On Tuesday, August 27, 2002, at 05:07 PM, Marshall Eubanks wrote:
On Tue, 27 Aug 2002 14:43:38 -0400 Peter John Hill <firstname.lastname@example.org> wrote:Wasn't this described in an Internet draft ? Do you know what the status is -On Tuesday, August 27, 2002, at 10:41 AM, Joe Baptista wrote: Since it so easy for a host (relative to ipv4) to have multiple ip addresses, I like what Microsoft has done. If told by a router, a Win XP box will assign itself a global unicast address using EUI-64. It will also create a global unicast anonymous address. This will not be tied to the hardware, and the OS will also limit how long it uses that
http://www.ietf.org/rfc/rfc3041.txt Abstract Nodes use IPv6 stateless address autoconfiguration to generate addresses without the necessity of a Dynamic Host Configuration Protocol (DHCP) server. Addresses are formed by combining network prefixes with an interface identifier. On interfaces that contain embedded IEEE Identifiers, the interface identifier is typically derived from it. On other interface types, the interface identifier is generated through other means, for example, via random number generation. This document describes an extension to IPv6 stateless address autoconfiguration for interfaces whose interface identifier is derived from an IEEE identifier. Use of the extension causes nodes to generate global-scope addresses from interface identifiers that change over time, even in cases where the interface contains an embedded IEEE identifier. Changing the interface identifier (and the global-scope addresses generated from it) over time makes it more difficult for eavesdroppers and other information collectors to identify when different addresses used in different transactions actually correspond to the same node.

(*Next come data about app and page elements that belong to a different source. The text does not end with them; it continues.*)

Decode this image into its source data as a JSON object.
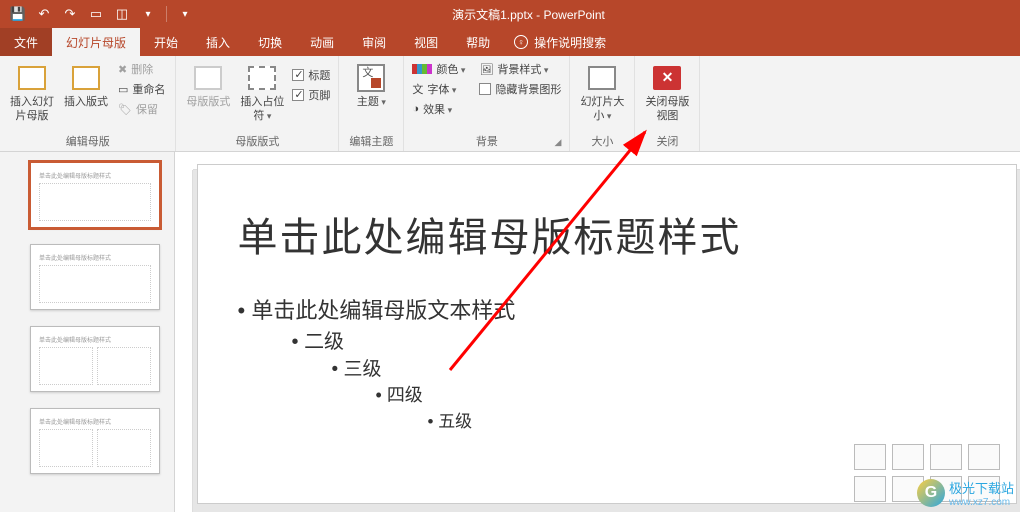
{
  "titlebar": {
    "doc_title": "演示文稿1.pptx  -  PowerPoint"
  },
  "tabs": {
    "file": "文件",
    "slide_master": "幻灯片母版",
    "home": "开始",
    "insert": "插入",
    "transitions": "切换",
    "animations": "动画",
    "review": "审阅",
    "view": "视图",
    "help": "帮助",
    "tellme": "操作说明搜索"
  },
  "ribbon": {
    "edit_master": {
      "insert_slide_master": "插入幻灯片母版",
      "insert_layout": "插入版式",
      "delete": "删除",
      "rename": "重命名",
      "preserve": "保留",
      "label": "编辑母版"
    },
    "master_layout": {
      "master_layout": "母版版式",
      "insert_placeholder": "插入占位符",
      "title_chk": "标题",
      "footer_chk": "页脚",
      "label": "母版版式"
    },
    "edit_theme": {
      "themes": "主题",
      "label": "编辑主题"
    },
    "background": {
      "colors": "颜色",
      "fonts": "字体",
      "effects": "效果",
      "bg_styles": "背景样式",
      "hide_bg": "隐藏背景图形",
      "label": "背景"
    },
    "size": {
      "slide_size": "幻灯片大小",
      "label": "大小"
    },
    "close": {
      "close_master": "关闭母版视图",
      "label": "关闭"
    }
  },
  "slide": {
    "title": "单击此处编辑母版标题样式",
    "l1": "单击此处编辑母版文本样式",
    "l2": "二级",
    "l3": "三级",
    "l4": "四级",
    "l5": "五级"
  },
  "thumb_text": "单击此处编辑母版标题样式",
  "watermark": {
    "name": "极光下载站",
    "url": "www.xz7.com"
  }
}
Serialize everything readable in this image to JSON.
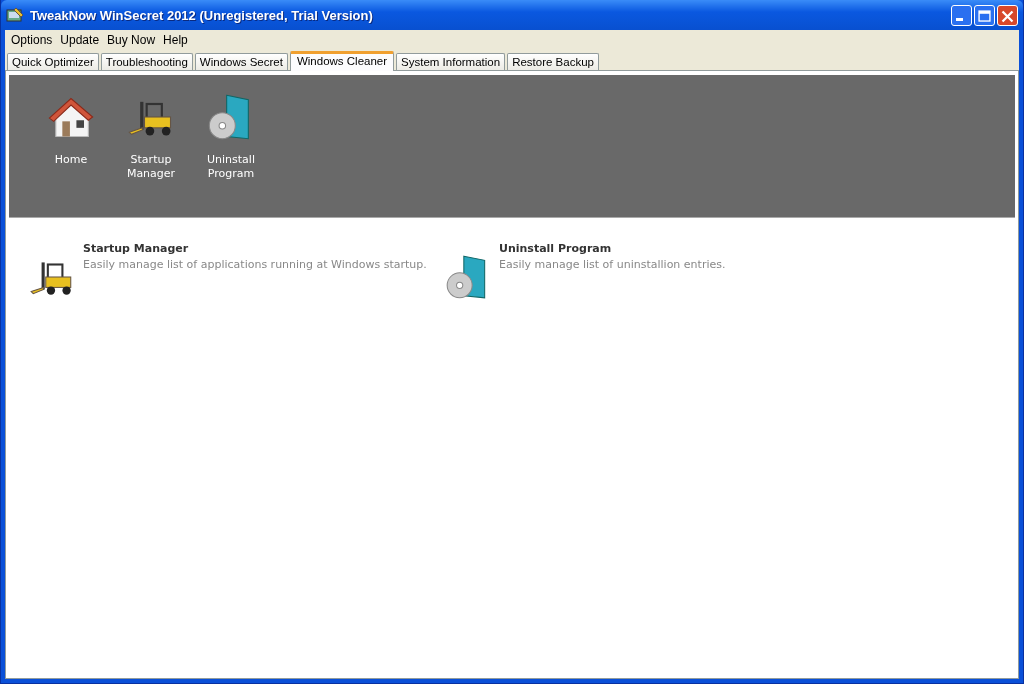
{
  "window": {
    "title": "TweakNow WinSecret 2012 (Unregistered, Trial Version)"
  },
  "menu": [
    "Options",
    "Update",
    "Buy Now",
    "Help"
  ],
  "tabs": [
    {
      "label": "Quick Optimizer",
      "selected": false
    },
    {
      "label": "Troubleshooting",
      "selected": false
    },
    {
      "label": "Windows Secret",
      "selected": false
    },
    {
      "label": "Windows Cleaner",
      "selected": true
    },
    {
      "label": "System Information",
      "selected": false
    },
    {
      "label": "Restore Backup",
      "selected": false
    }
  ],
  "toolbar": [
    {
      "kind": "home",
      "label": "Home"
    },
    {
      "kind": "forklift",
      "label": "Startup Manager"
    },
    {
      "kind": "box",
      "label": "Uninstall Program"
    }
  ],
  "features": [
    {
      "kind": "forklift",
      "title": "Startup Manager",
      "description": "Easily manage list of applications running at Windows startup."
    },
    {
      "kind": "box",
      "title": "Uninstall Program",
      "description": "Easily manage list of uninstallion entries."
    }
  ]
}
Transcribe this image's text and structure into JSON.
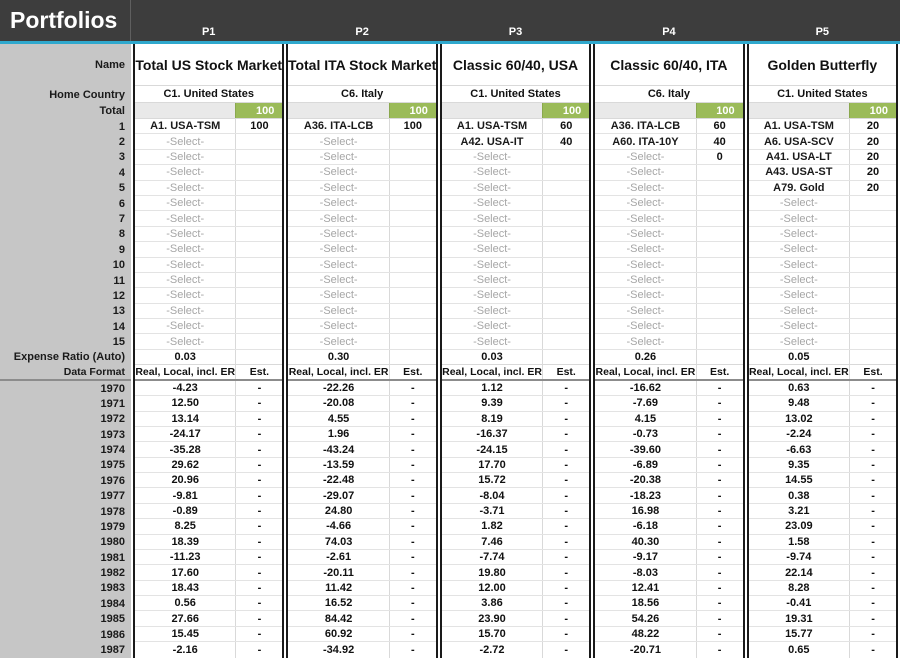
{
  "title": "Portfolios",
  "row_labels": {
    "name": "Name",
    "home_country": "Home Country",
    "total": "Total",
    "asset_rows": [
      "1",
      "2",
      "3",
      "4",
      "5",
      "6",
      "7",
      "8",
      "9",
      "10",
      "11",
      "12",
      "13",
      "14",
      "15"
    ],
    "expense_ratio": "Expense Ratio (Auto)",
    "data_format": "Data Format"
  },
  "years": [
    "1970",
    "1971",
    "1972",
    "1973",
    "1974",
    "1975",
    "1976",
    "1977",
    "1978",
    "1979",
    "1980",
    "1981",
    "1982",
    "1983",
    "1984",
    "1985",
    "1986",
    "1987"
  ],
  "select_placeholder": "-Select-",
  "est_dash": "-",
  "colors": {
    "header_dark": "#3d3d3d",
    "accent_blue": "#2fa8cd",
    "label_gray": "#c6c6c6",
    "total_green": "#9bbb59"
  },
  "portfolios": [
    {
      "id": "P1",
      "name": "Total US Stock Market",
      "home_country": "C1. United States",
      "total": "100",
      "expense_ratio": "0.03",
      "data_format": "Real, Local, incl. ER",
      "est_label": "Est.",
      "assets": [
        {
          "name": "A1. USA-TSM",
          "value": "100"
        },
        {
          "name": "-Select-",
          "value": ""
        },
        {
          "name": "-Select-",
          "value": ""
        },
        {
          "name": "-Select-",
          "value": ""
        },
        {
          "name": "-Select-",
          "value": ""
        },
        {
          "name": "-Select-",
          "value": ""
        },
        {
          "name": "-Select-",
          "value": ""
        },
        {
          "name": "-Select-",
          "value": ""
        },
        {
          "name": "-Select-",
          "value": ""
        },
        {
          "name": "-Select-",
          "value": ""
        },
        {
          "name": "-Select-",
          "value": ""
        },
        {
          "name": "-Select-",
          "value": ""
        },
        {
          "name": "-Select-",
          "value": ""
        },
        {
          "name": "-Select-",
          "value": ""
        },
        {
          "name": "-Select-",
          "value": ""
        }
      ],
      "returns": [
        "-4.23",
        "12.50",
        "13.14",
        "-24.17",
        "-35.28",
        "29.62",
        "20.96",
        "-9.81",
        "-0.89",
        "8.25",
        "18.39",
        "-11.23",
        "17.60",
        "18.43",
        "0.56",
        "27.66",
        "15.45",
        "-2.16"
      ]
    },
    {
      "id": "P2",
      "name": "Total ITA Stock Market",
      "home_country": "C6. Italy",
      "total": "100",
      "expense_ratio": "0.30",
      "data_format": "Real, Local, incl. ER",
      "est_label": "Est.",
      "assets": [
        {
          "name": "A36. ITA-LCB",
          "value": "100"
        },
        {
          "name": "-Select-",
          "value": ""
        },
        {
          "name": "-Select-",
          "value": ""
        },
        {
          "name": "-Select-",
          "value": ""
        },
        {
          "name": "-Select-",
          "value": ""
        },
        {
          "name": "-Select-",
          "value": ""
        },
        {
          "name": "-Select-",
          "value": ""
        },
        {
          "name": "-Select-",
          "value": ""
        },
        {
          "name": "-Select-",
          "value": ""
        },
        {
          "name": "-Select-",
          "value": ""
        },
        {
          "name": "-Select-",
          "value": ""
        },
        {
          "name": "-Select-",
          "value": ""
        },
        {
          "name": "-Select-",
          "value": ""
        },
        {
          "name": "-Select-",
          "value": ""
        },
        {
          "name": "-Select-",
          "value": ""
        }
      ],
      "returns": [
        "-22.26",
        "-20.08",
        "4.55",
        "1.96",
        "-43.24",
        "-13.59",
        "-22.48",
        "-29.07",
        "24.80",
        "-4.66",
        "74.03",
        "-2.61",
        "-20.11",
        "11.42",
        "16.52",
        "84.42",
        "60.92",
        "-34.92"
      ]
    },
    {
      "id": "P3",
      "name": "Classic 60/40, USA",
      "home_country": "C1. United States",
      "total": "100",
      "expense_ratio": "0.03",
      "data_format": "Real, Local, incl. ER",
      "est_label": "Est.",
      "assets": [
        {
          "name": "A1. USA-TSM",
          "value": "60"
        },
        {
          "name": "A42. USA-IT",
          "value": "40"
        },
        {
          "name": "-Select-",
          "value": ""
        },
        {
          "name": "-Select-",
          "value": ""
        },
        {
          "name": "-Select-",
          "value": ""
        },
        {
          "name": "-Select-",
          "value": ""
        },
        {
          "name": "-Select-",
          "value": ""
        },
        {
          "name": "-Select-",
          "value": ""
        },
        {
          "name": "-Select-",
          "value": ""
        },
        {
          "name": "-Select-",
          "value": ""
        },
        {
          "name": "-Select-",
          "value": ""
        },
        {
          "name": "-Select-",
          "value": ""
        },
        {
          "name": "-Select-",
          "value": ""
        },
        {
          "name": "-Select-",
          "value": ""
        },
        {
          "name": "-Select-",
          "value": ""
        }
      ],
      "returns": [
        "1.12",
        "9.39",
        "8.19",
        "-16.37",
        "-24.15",
        "17.70",
        "15.72",
        "-8.04",
        "-3.71",
        "1.82",
        "7.46",
        "-7.74",
        "19.80",
        "12.00",
        "3.86",
        "23.90",
        "15.70",
        "-2.72"
      ]
    },
    {
      "id": "P4",
      "name": "Classic 60/40, ITA",
      "home_country": "C6. Italy",
      "total": "100",
      "expense_ratio": "0.26",
      "data_format": "Real, Local, incl. ER",
      "est_label": "Est.",
      "assets": [
        {
          "name": "A36. ITA-LCB",
          "value": "60"
        },
        {
          "name": "A60. ITA-10Y",
          "value": "40"
        },
        {
          "name": "-Select-",
          "value": "0"
        },
        {
          "name": "-Select-",
          "value": ""
        },
        {
          "name": "-Select-",
          "value": ""
        },
        {
          "name": "-Select-",
          "value": ""
        },
        {
          "name": "-Select-",
          "value": ""
        },
        {
          "name": "-Select-",
          "value": ""
        },
        {
          "name": "-Select-",
          "value": ""
        },
        {
          "name": "-Select-",
          "value": ""
        },
        {
          "name": "-Select-",
          "value": ""
        },
        {
          "name": "-Select-",
          "value": ""
        },
        {
          "name": "-Select-",
          "value": ""
        },
        {
          "name": "-Select-",
          "value": ""
        },
        {
          "name": "-Select-",
          "value": ""
        }
      ],
      "returns": [
        "-16.62",
        "-7.69",
        "4.15",
        "-0.73",
        "-39.60",
        "-6.89",
        "-20.38",
        "-18.23",
        "16.98",
        "-6.18",
        "40.30",
        "-9.17",
        "-8.03",
        "12.41",
        "18.56",
        "54.26",
        "48.22",
        "-20.71"
      ]
    },
    {
      "id": "P5",
      "name": "Golden Butterfly",
      "home_country": "C1. United States",
      "total": "100",
      "expense_ratio": "0.05",
      "data_format": "Real, Local, incl. ER",
      "est_label": "Est.",
      "assets": [
        {
          "name": "A1. USA-TSM",
          "value": "20"
        },
        {
          "name": "A6. USA-SCV",
          "value": "20"
        },
        {
          "name": "A41. USA-LT",
          "value": "20"
        },
        {
          "name": "A43. USA-ST",
          "value": "20"
        },
        {
          "name": "A79. Gold",
          "value": "20"
        },
        {
          "name": "-Select-",
          "value": ""
        },
        {
          "name": "-Select-",
          "value": ""
        },
        {
          "name": "-Select-",
          "value": ""
        },
        {
          "name": "-Select-",
          "value": ""
        },
        {
          "name": "-Select-",
          "value": ""
        },
        {
          "name": "-Select-",
          "value": ""
        },
        {
          "name": "-Select-",
          "value": ""
        },
        {
          "name": "-Select-",
          "value": ""
        },
        {
          "name": "-Select-",
          "value": ""
        },
        {
          "name": "-Select-",
          "value": ""
        }
      ],
      "returns": [
        "0.63",
        "9.48",
        "13.02",
        "-2.24",
        "-6.63",
        "9.35",
        "14.55",
        "0.38",
        "3.21",
        "23.09",
        "1.58",
        "-9.74",
        "22.14",
        "8.28",
        "-0.41",
        "19.31",
        "15.77",
        "0.65"
      ]
    }
  ]
}
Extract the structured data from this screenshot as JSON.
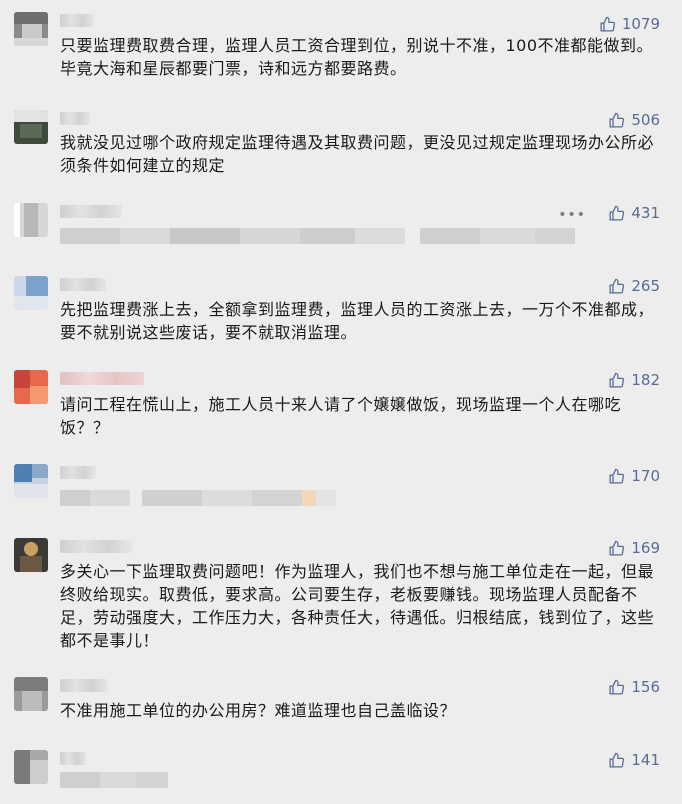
{
  "comments": [
    {
      "likes": "1079",
      "text": "只要监理费取费合理，监理人员工资合理到位，别说十不准，100不准都能做到。毕竟大海和星辰都要门票，诗和远方都要路费。"
    },
    {
      "likes": "506",
      "text": "我就没见过哪个政府规定监理待遇及其取费问题，更没见过规定监理现场办公所必须条件如何建立的规定"
    },
    {
      "likes": "431",
      "more": "•••"
    },
    {
      "likes": "265",
      "text": "先把监理费涨上去，全额拿到监理费，监理人员的工资涨上去，一万个不准都成，要不就别说这些废话，要不就取消监理。"
    },
    {
      "likes": "182",
      "text": "请问工程在慌山上，施工人员十来人请了个嬢嬢做饭，现场监理一个人在哪吃饭？？"
    },
    {
      "likes": "170"
    },
    {
      "likes": "169",
      "text": "多关心一下监理取费问题吧！作为监理人，我们也不想与施工单位走在一起，但最终败给现实。取费低，要求高。公司要生存，老板要赚钱。现场监理人员配备不足，劳动强度大，工作压力大，各种责任大，待遇低。归根结底，钱到位了，这些都不是事儿！"
    },
    {
      "likes": "156",
      "text": "不准用施工单位的办公用房？难道监理也自己盖临设？"
    },
    {
      "likes": "141"
    }
  ],
  "icons": {
    "like": "thumbs-up-icon"
  },
  "colors": {
    "accent": "#576b95",
    "background": "#ededed"
  }
}
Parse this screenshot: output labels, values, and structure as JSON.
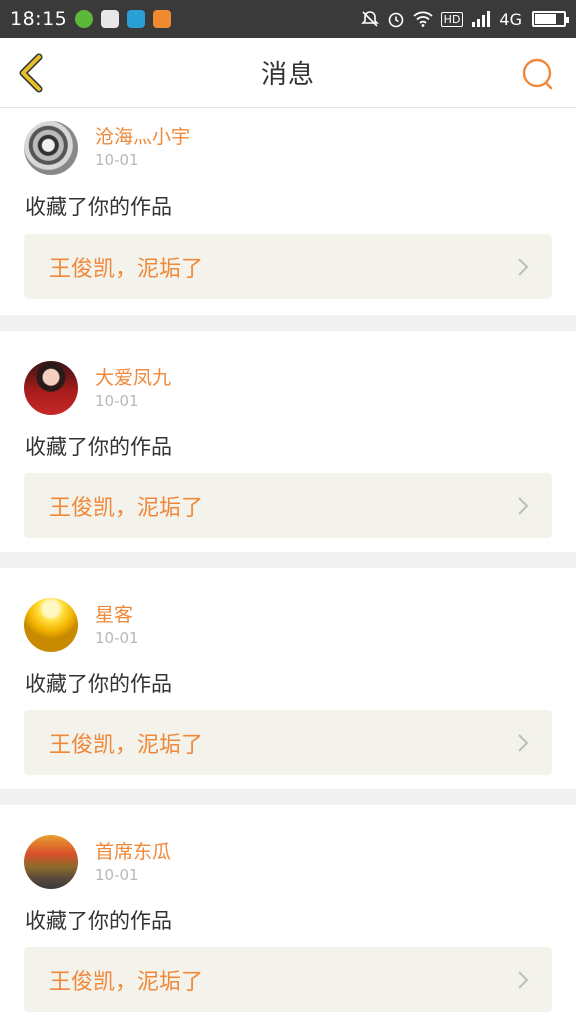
{
  "status_bar": {
    "time": "18:15",
    "network": "4G",
    "hd": "HD"
  },
  "header": {
    "title": "消息"
  },
  "messages": [
    {
      "username": "沧海灬小宇",
      "date": "10-01",
      "action": "收藏了你的作品",
      "work_title": "王俊凯，泥垢了"
    },
    {
      "username": "大爱凤九",
      "date": "10-01",
      "action": "收藏了你的作品",
      "work_title": "王俊凯，泥垢了"
    },
    {
      "username": "星客",
      "date": "10-01",
      "action": "收藏了你的作品",
      "work_title": "王俊凯，泥垢了"
    },
    {
      "username": "首席东瓜",
      "date": "10-01",
      "action": "收藏了你的作品",
      "work_title": "王俊凯，泥垢了"
    }
  ],
  "colors": {
    "accent": "#f0883a",
    "back_arrow": "#e6c02a",
    "card_box": "#f3f3ec"
  }
}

Marshalladdress before deprecating that address and creating a new preferred